• [WORK TASK] Answer with a bare number: the count of lines in the data below that contain the word "notes".

• [RECORDS PROVIDED]
((
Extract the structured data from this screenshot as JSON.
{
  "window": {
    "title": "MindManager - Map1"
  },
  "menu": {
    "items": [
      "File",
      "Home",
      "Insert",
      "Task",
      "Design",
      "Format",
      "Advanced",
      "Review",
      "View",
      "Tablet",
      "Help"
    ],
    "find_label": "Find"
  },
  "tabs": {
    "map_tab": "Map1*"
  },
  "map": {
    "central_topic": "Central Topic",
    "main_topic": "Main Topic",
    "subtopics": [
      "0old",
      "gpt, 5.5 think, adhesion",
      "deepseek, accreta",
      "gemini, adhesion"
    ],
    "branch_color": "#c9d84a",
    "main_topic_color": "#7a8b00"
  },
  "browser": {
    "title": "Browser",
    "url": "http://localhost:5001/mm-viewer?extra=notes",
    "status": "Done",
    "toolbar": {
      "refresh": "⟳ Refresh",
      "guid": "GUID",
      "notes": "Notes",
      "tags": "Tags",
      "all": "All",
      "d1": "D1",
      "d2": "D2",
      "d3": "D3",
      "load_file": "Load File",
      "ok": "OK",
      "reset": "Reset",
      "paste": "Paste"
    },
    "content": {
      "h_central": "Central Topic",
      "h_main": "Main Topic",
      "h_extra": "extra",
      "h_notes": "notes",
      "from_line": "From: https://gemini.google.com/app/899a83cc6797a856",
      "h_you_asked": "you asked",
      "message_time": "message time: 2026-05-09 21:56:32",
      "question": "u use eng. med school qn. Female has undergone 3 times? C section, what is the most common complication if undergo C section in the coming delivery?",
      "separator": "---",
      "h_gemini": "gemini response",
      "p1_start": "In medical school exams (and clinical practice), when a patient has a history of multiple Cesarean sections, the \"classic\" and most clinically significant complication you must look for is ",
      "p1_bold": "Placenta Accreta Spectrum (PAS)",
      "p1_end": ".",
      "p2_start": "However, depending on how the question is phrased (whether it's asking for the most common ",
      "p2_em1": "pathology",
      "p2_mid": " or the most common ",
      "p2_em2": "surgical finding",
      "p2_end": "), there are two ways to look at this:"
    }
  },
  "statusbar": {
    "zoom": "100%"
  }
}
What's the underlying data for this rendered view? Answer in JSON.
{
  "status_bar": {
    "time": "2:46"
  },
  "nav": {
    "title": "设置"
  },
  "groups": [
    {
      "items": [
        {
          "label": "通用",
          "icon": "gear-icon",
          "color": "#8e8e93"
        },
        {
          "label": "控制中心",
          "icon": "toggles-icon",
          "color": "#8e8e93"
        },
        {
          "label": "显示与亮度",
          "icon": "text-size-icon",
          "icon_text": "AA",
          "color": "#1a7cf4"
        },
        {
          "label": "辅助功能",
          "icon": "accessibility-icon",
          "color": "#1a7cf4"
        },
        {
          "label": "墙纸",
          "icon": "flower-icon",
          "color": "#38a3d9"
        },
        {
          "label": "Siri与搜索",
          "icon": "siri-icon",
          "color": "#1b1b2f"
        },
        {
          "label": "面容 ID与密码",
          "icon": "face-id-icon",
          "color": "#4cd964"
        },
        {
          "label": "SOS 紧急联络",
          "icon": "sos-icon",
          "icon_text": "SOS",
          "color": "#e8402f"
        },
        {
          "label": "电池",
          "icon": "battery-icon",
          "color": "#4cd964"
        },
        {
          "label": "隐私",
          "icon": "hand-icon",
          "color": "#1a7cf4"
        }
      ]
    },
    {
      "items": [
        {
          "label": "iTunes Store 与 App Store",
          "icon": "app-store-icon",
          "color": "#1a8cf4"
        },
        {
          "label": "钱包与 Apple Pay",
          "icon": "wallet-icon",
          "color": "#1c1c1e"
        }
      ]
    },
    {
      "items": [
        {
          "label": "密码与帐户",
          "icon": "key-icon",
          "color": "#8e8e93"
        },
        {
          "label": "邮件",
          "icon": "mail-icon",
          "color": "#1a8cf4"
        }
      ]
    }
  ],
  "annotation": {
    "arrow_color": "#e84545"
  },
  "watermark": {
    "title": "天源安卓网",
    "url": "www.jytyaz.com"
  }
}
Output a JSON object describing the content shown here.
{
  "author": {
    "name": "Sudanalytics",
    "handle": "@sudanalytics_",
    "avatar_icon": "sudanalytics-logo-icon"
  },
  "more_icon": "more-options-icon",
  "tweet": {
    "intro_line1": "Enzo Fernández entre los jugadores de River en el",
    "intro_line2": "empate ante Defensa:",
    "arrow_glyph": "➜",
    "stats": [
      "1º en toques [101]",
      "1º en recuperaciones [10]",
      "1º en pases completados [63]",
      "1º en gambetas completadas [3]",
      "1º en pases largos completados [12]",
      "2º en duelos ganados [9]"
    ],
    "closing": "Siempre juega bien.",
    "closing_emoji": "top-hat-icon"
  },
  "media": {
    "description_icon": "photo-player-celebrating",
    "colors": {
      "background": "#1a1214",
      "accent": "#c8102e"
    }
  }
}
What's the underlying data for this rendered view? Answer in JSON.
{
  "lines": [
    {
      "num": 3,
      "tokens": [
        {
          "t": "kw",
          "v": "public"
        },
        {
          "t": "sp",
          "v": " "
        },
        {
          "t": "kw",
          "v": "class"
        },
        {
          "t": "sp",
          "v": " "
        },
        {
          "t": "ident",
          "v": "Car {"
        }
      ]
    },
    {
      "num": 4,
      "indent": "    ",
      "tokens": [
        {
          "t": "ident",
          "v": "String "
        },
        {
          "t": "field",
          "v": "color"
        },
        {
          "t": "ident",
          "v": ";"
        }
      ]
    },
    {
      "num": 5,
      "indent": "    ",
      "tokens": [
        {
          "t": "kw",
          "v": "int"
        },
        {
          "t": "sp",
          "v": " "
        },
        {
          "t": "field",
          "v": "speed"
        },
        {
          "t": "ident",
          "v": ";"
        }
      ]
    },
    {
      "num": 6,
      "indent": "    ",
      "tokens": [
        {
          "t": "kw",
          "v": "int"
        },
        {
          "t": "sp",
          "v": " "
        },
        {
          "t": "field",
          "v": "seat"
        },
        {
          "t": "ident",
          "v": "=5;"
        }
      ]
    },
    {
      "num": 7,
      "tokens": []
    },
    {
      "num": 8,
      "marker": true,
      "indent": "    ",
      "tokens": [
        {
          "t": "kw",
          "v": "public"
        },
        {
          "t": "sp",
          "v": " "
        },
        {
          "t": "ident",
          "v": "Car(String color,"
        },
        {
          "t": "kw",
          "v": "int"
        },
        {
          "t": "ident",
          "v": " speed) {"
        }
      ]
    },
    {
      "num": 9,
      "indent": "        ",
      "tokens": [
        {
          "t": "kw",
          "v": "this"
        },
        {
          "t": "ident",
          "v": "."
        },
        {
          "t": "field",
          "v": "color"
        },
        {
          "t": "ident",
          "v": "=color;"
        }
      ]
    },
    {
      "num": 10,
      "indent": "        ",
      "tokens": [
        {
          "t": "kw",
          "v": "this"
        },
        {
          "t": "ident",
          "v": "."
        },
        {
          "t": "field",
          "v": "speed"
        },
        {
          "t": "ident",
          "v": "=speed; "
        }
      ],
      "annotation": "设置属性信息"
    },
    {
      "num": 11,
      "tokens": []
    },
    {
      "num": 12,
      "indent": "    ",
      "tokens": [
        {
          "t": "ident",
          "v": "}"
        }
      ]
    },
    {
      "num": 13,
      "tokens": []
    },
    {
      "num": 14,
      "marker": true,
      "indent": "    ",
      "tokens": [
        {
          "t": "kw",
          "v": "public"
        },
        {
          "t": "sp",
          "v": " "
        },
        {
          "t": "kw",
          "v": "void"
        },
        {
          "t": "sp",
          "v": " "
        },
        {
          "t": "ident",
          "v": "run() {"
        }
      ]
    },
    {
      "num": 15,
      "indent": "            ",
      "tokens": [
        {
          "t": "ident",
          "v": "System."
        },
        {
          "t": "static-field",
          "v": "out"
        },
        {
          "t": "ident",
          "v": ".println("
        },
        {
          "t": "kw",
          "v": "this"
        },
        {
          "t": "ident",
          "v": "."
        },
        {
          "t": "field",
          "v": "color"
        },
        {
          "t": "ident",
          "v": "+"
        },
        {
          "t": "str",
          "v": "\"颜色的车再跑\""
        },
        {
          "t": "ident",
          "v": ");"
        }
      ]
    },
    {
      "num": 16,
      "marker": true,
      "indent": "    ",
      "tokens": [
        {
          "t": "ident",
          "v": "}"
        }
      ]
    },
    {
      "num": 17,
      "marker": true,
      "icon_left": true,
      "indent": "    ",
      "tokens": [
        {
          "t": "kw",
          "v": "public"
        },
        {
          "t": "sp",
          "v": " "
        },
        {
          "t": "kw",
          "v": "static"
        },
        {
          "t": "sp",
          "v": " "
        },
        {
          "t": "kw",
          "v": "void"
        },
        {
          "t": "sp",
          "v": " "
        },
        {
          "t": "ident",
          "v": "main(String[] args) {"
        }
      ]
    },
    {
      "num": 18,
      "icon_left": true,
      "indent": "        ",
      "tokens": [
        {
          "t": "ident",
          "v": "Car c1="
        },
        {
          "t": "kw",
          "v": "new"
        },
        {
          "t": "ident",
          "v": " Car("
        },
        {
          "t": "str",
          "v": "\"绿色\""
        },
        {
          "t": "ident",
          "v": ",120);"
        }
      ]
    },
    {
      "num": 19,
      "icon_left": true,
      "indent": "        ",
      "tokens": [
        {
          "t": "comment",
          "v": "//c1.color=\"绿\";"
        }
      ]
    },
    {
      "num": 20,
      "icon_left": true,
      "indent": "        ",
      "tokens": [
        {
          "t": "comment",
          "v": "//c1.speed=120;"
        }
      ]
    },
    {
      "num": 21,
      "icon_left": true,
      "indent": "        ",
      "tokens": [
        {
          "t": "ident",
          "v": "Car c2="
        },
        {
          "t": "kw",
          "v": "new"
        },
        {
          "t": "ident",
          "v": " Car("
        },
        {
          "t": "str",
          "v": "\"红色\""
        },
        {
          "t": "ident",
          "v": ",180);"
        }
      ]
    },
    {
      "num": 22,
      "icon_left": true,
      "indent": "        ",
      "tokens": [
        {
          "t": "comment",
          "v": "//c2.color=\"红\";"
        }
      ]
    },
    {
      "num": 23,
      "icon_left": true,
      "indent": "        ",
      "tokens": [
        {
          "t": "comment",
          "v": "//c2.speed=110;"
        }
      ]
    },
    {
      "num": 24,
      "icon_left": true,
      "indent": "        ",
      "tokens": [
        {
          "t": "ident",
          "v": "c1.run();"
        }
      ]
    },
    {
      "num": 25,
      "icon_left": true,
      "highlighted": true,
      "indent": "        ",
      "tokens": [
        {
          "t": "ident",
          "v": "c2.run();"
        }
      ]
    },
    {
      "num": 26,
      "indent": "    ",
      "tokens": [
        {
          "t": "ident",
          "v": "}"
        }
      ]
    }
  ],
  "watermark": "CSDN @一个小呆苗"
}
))
• [TASK RESPONSE] 3